▶ **To do**:
Each line of the listing that includes the string "filtras" needs to be located and copied.

▶ **Data provided**:
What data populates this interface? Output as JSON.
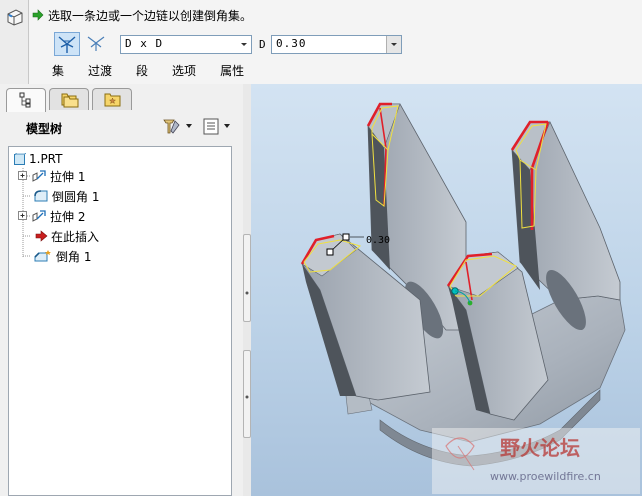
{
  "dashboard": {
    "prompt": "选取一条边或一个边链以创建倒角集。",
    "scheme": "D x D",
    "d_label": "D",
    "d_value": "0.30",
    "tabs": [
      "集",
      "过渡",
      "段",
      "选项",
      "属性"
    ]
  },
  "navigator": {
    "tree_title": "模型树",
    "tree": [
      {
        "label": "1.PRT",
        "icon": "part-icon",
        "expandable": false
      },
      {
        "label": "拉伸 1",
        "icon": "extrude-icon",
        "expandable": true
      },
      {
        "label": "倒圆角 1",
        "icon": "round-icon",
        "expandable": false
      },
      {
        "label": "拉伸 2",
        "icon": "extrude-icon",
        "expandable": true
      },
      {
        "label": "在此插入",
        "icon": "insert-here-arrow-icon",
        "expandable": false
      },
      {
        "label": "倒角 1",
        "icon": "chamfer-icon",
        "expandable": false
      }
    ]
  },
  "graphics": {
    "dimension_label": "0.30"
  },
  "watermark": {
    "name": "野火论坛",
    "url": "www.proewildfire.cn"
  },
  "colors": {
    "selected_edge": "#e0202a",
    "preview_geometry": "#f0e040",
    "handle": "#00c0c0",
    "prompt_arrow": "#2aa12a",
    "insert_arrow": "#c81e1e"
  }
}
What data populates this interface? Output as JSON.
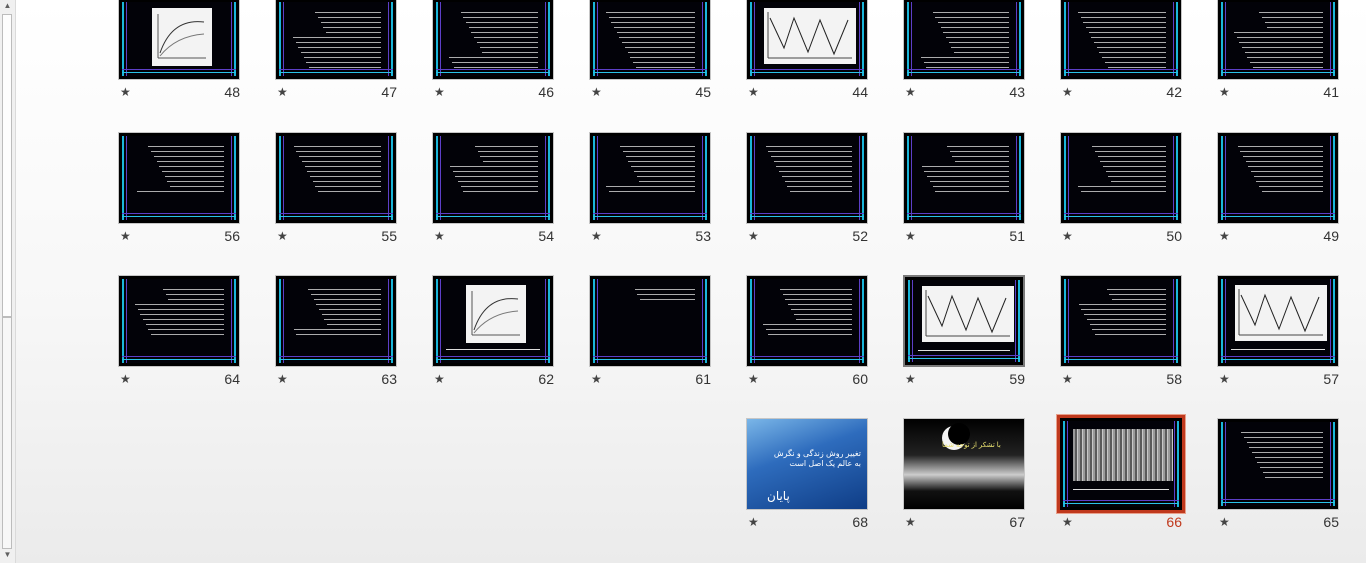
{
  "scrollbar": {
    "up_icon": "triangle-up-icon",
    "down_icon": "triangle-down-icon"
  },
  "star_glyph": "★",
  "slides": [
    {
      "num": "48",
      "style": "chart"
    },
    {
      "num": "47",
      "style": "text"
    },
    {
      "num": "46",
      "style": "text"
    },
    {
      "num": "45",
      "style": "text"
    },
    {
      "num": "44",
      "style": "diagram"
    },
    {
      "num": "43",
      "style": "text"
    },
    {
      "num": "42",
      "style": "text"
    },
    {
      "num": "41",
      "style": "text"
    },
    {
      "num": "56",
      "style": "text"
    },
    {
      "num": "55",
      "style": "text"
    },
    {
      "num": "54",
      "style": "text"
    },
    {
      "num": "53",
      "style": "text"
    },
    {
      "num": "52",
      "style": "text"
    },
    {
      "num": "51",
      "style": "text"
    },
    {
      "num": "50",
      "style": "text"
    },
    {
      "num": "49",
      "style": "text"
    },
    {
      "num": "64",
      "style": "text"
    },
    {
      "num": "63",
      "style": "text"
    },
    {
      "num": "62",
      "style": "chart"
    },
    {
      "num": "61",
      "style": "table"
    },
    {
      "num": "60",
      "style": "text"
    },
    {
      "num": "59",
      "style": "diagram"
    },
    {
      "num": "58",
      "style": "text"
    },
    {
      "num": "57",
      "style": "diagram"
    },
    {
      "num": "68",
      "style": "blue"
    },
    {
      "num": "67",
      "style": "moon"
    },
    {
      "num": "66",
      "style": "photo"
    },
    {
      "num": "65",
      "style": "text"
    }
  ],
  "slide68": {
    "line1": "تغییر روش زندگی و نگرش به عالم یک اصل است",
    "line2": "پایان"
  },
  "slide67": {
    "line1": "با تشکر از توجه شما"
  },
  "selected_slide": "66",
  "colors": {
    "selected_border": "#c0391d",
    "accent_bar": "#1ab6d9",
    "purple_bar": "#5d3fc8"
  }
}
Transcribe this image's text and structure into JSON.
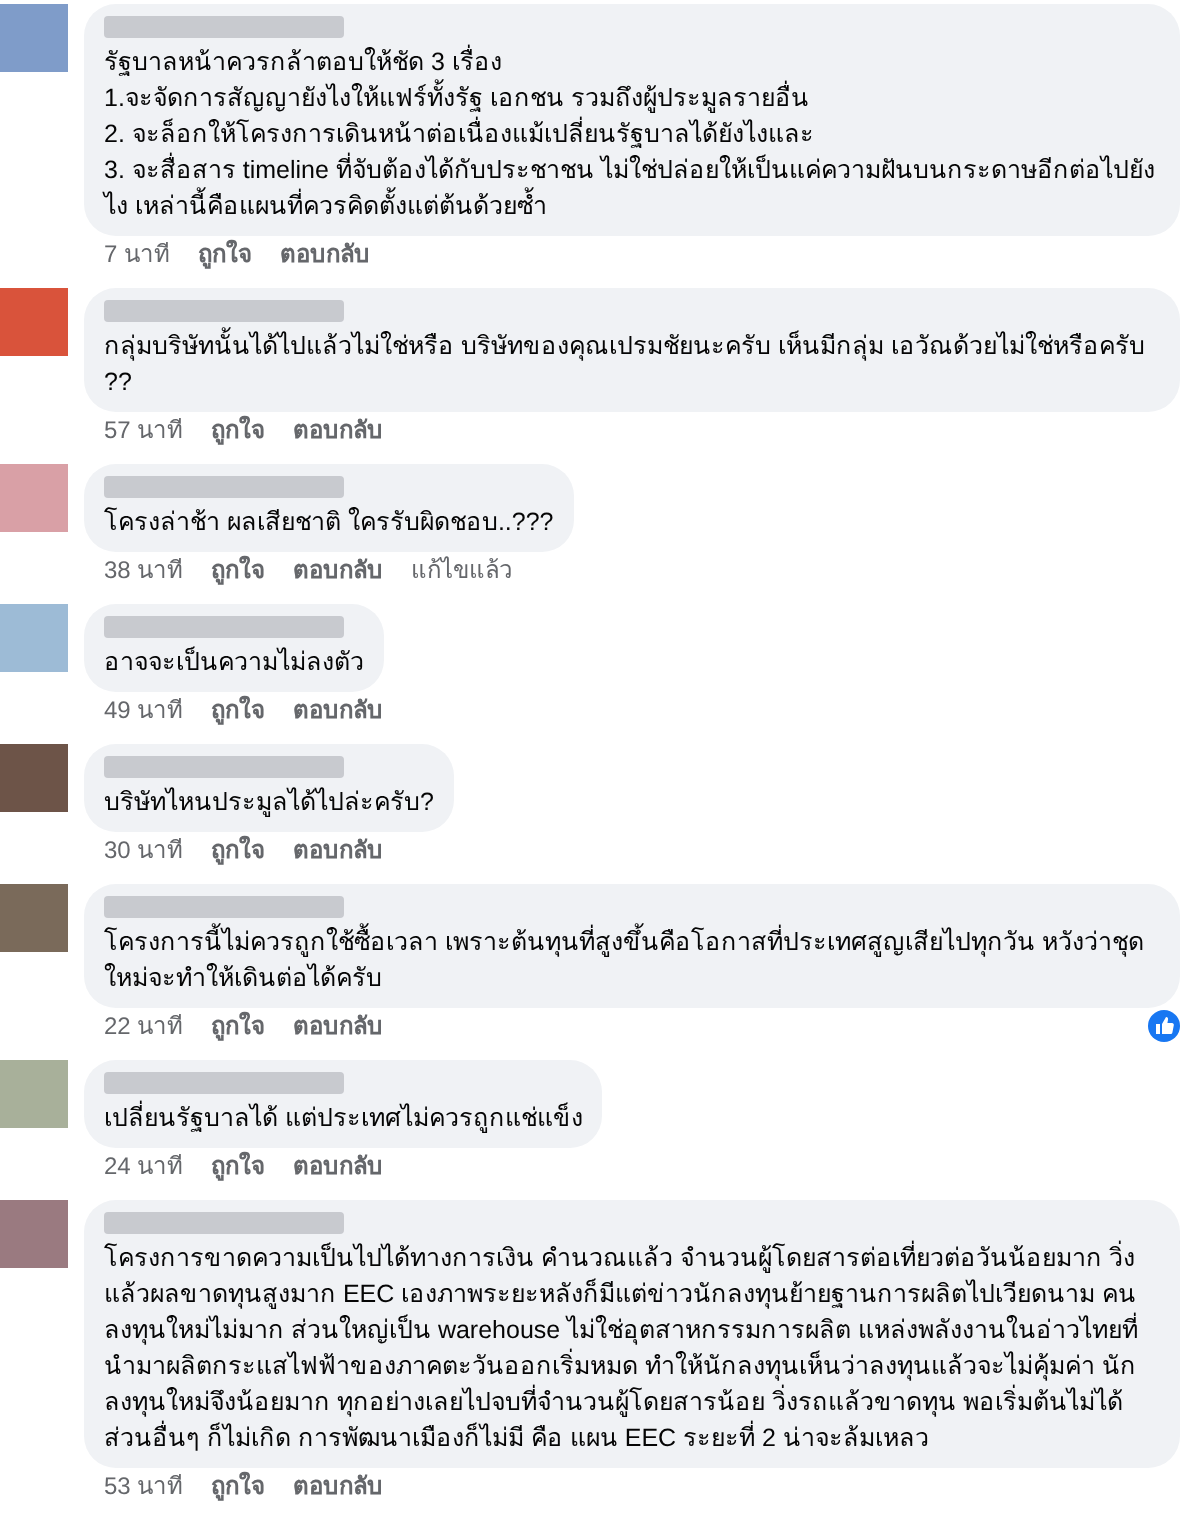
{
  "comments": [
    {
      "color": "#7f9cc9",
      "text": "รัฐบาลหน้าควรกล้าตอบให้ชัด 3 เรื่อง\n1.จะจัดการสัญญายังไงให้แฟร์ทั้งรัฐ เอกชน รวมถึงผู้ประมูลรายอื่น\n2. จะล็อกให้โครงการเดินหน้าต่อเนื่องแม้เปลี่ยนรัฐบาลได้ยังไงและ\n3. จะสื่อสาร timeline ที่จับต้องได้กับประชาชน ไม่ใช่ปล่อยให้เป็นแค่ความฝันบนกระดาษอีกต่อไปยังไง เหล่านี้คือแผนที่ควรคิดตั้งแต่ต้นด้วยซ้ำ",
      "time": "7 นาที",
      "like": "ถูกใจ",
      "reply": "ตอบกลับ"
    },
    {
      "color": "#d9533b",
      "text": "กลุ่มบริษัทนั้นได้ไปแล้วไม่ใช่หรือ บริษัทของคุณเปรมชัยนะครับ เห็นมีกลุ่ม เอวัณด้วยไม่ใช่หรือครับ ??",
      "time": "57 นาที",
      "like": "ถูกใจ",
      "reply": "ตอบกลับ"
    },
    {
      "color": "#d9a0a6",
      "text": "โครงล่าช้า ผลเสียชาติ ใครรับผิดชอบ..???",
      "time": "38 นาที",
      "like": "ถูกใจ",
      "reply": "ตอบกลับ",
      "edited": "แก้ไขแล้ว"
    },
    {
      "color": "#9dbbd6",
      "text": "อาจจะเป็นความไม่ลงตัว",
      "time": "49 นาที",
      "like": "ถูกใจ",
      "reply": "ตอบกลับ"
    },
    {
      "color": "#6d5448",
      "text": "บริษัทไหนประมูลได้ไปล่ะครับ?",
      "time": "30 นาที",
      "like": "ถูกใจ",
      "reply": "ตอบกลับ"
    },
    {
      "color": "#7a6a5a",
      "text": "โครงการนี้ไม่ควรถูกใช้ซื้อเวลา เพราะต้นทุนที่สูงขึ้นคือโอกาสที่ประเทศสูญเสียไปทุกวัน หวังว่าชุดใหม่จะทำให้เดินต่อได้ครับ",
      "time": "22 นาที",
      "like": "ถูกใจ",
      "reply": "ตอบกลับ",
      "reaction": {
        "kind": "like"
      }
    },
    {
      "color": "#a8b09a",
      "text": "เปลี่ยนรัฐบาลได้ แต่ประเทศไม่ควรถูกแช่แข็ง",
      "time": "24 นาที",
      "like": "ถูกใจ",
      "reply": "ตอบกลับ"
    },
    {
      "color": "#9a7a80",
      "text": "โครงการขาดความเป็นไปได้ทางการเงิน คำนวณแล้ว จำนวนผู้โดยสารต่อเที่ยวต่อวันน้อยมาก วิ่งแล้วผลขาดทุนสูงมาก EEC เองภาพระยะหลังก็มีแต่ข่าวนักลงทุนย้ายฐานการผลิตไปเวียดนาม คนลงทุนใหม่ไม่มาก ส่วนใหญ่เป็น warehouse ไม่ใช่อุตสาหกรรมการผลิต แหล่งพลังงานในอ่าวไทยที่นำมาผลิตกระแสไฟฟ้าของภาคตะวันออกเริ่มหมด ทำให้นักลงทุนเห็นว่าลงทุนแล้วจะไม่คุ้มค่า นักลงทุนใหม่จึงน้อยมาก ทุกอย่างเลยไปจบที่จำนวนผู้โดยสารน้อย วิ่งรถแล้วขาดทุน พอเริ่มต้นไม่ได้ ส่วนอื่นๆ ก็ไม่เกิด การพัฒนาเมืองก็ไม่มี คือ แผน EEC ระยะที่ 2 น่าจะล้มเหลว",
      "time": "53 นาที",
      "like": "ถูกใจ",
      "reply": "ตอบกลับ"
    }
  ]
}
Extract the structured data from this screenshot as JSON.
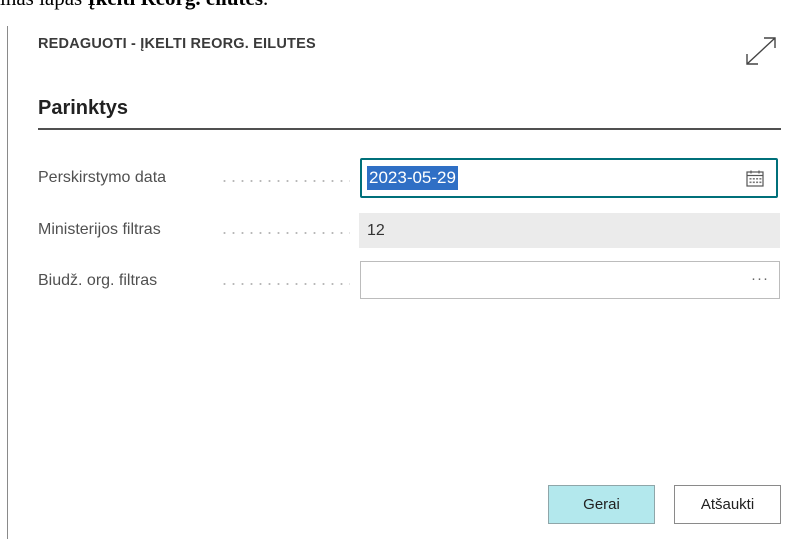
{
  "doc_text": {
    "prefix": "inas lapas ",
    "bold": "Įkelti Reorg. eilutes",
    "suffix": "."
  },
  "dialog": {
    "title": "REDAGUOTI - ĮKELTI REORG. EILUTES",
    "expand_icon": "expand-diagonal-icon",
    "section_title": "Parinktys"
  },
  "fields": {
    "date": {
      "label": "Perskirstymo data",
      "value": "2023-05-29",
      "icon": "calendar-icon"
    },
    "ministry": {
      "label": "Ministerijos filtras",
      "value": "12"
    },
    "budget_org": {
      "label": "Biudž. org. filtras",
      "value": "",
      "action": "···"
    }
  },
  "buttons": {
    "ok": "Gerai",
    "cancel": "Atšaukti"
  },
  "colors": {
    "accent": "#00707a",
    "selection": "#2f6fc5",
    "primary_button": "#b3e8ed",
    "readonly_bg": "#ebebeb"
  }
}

▶ **Exercise result**:
      "label": "Ministerijos filtras",
      "label": "Biudž. org. filtras",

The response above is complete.